◆ **Data for this task**
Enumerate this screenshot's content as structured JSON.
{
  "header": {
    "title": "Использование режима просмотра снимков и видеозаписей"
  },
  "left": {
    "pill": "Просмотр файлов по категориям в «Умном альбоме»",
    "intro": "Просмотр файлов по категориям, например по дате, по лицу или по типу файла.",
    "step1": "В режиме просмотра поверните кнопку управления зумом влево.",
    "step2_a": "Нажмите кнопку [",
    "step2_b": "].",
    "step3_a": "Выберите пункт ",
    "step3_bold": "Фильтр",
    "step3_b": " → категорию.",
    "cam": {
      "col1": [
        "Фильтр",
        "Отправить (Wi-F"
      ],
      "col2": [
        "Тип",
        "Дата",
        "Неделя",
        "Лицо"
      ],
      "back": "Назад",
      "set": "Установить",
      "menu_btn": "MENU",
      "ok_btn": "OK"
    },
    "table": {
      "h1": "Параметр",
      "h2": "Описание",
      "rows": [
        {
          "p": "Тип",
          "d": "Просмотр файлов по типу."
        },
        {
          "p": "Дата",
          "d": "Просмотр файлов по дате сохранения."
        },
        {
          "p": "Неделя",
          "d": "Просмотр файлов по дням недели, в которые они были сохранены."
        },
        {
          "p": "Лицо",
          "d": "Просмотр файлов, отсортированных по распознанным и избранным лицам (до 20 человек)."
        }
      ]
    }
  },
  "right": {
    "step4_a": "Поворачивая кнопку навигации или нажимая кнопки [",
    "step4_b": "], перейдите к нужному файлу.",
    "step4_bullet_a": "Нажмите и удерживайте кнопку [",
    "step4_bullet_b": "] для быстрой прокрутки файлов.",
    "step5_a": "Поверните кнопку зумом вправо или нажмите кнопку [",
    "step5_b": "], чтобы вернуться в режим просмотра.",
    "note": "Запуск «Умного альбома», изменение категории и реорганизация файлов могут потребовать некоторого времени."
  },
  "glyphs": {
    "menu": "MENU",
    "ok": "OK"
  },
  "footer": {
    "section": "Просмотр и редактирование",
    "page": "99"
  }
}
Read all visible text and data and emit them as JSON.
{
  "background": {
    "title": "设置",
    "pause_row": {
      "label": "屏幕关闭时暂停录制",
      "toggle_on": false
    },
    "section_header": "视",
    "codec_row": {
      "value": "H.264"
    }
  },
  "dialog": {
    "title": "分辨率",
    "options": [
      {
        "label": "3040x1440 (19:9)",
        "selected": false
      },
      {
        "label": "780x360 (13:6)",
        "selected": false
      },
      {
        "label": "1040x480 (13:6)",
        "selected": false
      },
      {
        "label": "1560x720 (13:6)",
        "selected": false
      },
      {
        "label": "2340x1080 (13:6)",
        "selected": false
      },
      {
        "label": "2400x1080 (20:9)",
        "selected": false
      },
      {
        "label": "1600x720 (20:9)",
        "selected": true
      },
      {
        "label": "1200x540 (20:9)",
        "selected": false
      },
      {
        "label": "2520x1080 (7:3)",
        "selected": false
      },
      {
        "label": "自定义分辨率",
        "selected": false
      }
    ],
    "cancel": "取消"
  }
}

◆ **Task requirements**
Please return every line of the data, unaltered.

◆ **Response for this exercise**
Enumerate this screenshot's content as structured JSON.
{
  "header": {
    "title": "Использование режима просмотра снимков и видеозаписей"
  },
  "left": {
    "pill": "Просмотр файлов по категориям в «Умном альбоме»",
    "intro": "Просмотр файлов по категориям, например по дате, по лицу или по типу файла.",
    "step1": "В режиме просмотра поверните кнопку управления зумом влево.",
    "step2_a": "Нажмите кнопку [",
    "step2_b": "].",
    "step3_a": "Выберите пункт ",
    "step3_bold": "Фильтр",
    "step3_b": " → категорию.",
    "cam": {
      "col1": [
        "Фильтр",
        "Отправить (Wi-F"
      ],
      "col2": [
        "Тип",
        "Дата",
        "Неделя",
        "Лицо"
      ],
      "back": "Назад",
      "set": "Установить",
      "menu_btn": "MENU",
      "ok_btn": "OK"
    },
    "table": {
      "h1": "Параметр",
      "h2": "Описание",
      "rows": [
        {
          "p": "Тип",
          "d": "Просмотр файлов по типу."
        },
        {
          "p": "Дата",
          "d": "Просмотр файлов по дате сохранения."
        },
        {
          "p": "Неделя",
          "d": "Просмотр файлов по дням недели, в которые они были сохранены."
        },
        {
          "p": "Лицо",
          "d": "Просмотр файлов, отсортированных по распознанным и избранным лицам (до 20 человек)."
        }
      ]
    }
  },
  "right": {
    "step4_a": "Поворачивая кнопку навигации или нажимая кнопки [",
    "step4_b": "], перейдите к нужному файлу.",
    "step4_bullet_a": "Нажмите и удерживайте кнопку [",
    "step4_bullet_b": "] для быстрой прокрутки файлов.",
    "step5_a": "Поверните кнопку зумом вправо или нажмите кнопку [",
    "step5_b": "], чтобы вернуться в режим просмотра.",
    "note": "Запуск «Умного альбома», изменение категории и реорганизация файлов могут потребовать некоторого времени."
  },
  "glyphs": {
    "menu": "MENU",
    "ok": "OK"
  },
  "footer": {
    "section": "Просмотр и редактирование",
    "page": "99"
  }
}
Read all visible text and data and emit them as JSON.
{
  "background": {
    "title": "设置",
    "pause_row": {
      "label": "屏幕关闭时暂停录制",
      "toggle_on": false
    },
    "section_header": "视",
    "codec_row": {
      "value": "H.264"
    }
  },
  "dialog": {
    "title": "分辨率",
    "options": [
      {
        "label": "3040x1440 (19:9)",
        "selected": false
      },
      {
        "label": "780x360 (13:6)",
        "selected": false
      },
      {
        "label": "1040x480 (13:6)",
        "selected": false
      },
      {
        "label": "1560x720 (13:6)",
        "selected": false
      },
      {
        "label": "2340x1080 (13:6)",
        "selected": false
      },
      {
        "label": "2400x1080 (20:9)",
        "selected": false
      },
      {
        "label": "1600x720 (20:9)",
        "selected": true
      },
      {
        "label": "1200x540 (20:9)",
        "selected": false
      },
      {
        "label": "2520x1080 (7:3)",
        "selected": false
      },
      {
        "label": "自定义分辨率",
        "selected": false
      }
    ],
    "cancel": "取消"
  }
}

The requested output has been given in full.